The technology requires a connection to a server-side application, which categorizes documents based on the Web page’s text and metadata entered by Web developers.
On the client side, WebMap is a free browser plug-in for Microsoft Internet Explorer, which connects to the WebMap server and displays pages as icons on a map. The map is divided into oddly shaped, interconnecting regions, like territories on a chart. To look more closely at a region, you click to zoom in, which displays more sites from that region and then individual pages.
“The technology allows you to take in a lot of information without reading,” and the irregular shapes help you remember, says Michael Iron, WebMap’s CEO.
The regions include Reference, Arts, Computers, Sports, News and Society. This common taxonomy is the same one used by the Open Directory Project, a Yahoo-like directory created by Web surfers.
Each region contains icons. A legend in the browsing window shows icons that represent a standard Web page, a very popular page or one of your Internet Explorer Favorites.
The icons and regions are superimposed over a Web topography. Concentric colored shapes represent traffic patterns. Higher traffic areas appear in warmer colors-yellows, oranges and reds. Lower traffic areas are displayed as greens and blues. Zooming into a region presents a more detailed view of the traffic patterns within that region.
“We use algorithms that look at each document [and establish a relationship] between two documents using keywords and metadata. The algorithm presents this information in a two-dimensional way,” Iron says. “We use a lot of things from fractal geometry, which provides a way to look at large information sets and see the patterns between many documents.”
You can run a text search of the Open Directory Project or Google from within WebMap. Instead of displaying returns in a long text list, results pop onto the map as hot spots. Click one, and the page launches in a new window.
WebMap packs related pages close together, which should streamline searches. And as you use WebMap over time, links that you use more often move to the top of a region and pages you use less often sink down.

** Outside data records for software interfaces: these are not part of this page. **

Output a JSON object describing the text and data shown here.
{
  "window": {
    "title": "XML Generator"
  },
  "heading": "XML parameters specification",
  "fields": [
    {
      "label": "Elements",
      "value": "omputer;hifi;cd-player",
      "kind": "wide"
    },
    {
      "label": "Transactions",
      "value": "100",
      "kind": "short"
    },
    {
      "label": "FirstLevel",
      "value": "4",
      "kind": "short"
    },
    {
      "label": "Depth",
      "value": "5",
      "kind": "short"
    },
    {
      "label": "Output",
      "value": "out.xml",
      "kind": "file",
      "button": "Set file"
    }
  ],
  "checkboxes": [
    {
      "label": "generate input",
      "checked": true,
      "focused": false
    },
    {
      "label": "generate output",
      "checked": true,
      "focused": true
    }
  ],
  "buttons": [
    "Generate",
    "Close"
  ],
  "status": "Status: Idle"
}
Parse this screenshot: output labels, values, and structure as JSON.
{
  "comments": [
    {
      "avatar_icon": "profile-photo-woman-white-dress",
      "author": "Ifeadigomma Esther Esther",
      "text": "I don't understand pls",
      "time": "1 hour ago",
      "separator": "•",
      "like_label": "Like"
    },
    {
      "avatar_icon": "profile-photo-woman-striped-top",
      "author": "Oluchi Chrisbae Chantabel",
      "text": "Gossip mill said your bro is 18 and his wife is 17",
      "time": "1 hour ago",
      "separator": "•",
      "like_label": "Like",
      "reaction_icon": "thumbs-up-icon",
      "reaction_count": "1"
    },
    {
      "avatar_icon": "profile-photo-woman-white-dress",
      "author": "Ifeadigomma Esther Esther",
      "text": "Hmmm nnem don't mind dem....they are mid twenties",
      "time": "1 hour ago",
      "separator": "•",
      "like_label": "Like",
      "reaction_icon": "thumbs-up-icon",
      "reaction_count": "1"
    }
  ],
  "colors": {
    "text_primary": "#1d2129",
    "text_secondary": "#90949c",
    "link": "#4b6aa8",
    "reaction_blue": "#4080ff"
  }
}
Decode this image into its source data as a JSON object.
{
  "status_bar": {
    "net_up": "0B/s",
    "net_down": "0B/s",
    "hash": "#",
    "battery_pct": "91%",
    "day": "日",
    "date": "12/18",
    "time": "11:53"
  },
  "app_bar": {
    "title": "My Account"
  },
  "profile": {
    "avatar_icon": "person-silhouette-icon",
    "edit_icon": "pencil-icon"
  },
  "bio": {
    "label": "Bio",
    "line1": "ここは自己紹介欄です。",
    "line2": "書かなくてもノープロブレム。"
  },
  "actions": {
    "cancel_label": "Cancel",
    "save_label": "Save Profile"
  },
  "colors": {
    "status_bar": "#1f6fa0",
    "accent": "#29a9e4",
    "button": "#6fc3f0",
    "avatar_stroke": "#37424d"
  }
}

Earlier this month the company disclosed plans to roll out WebMap for internal use by companies that need to access large amounts of data, in industries including travel, finance and pharmaceuticals. Iron says WebMap’s selling point is the ability to organize data visually both on the Web and, using XML, in corporate databases. A wireless client also is in the works.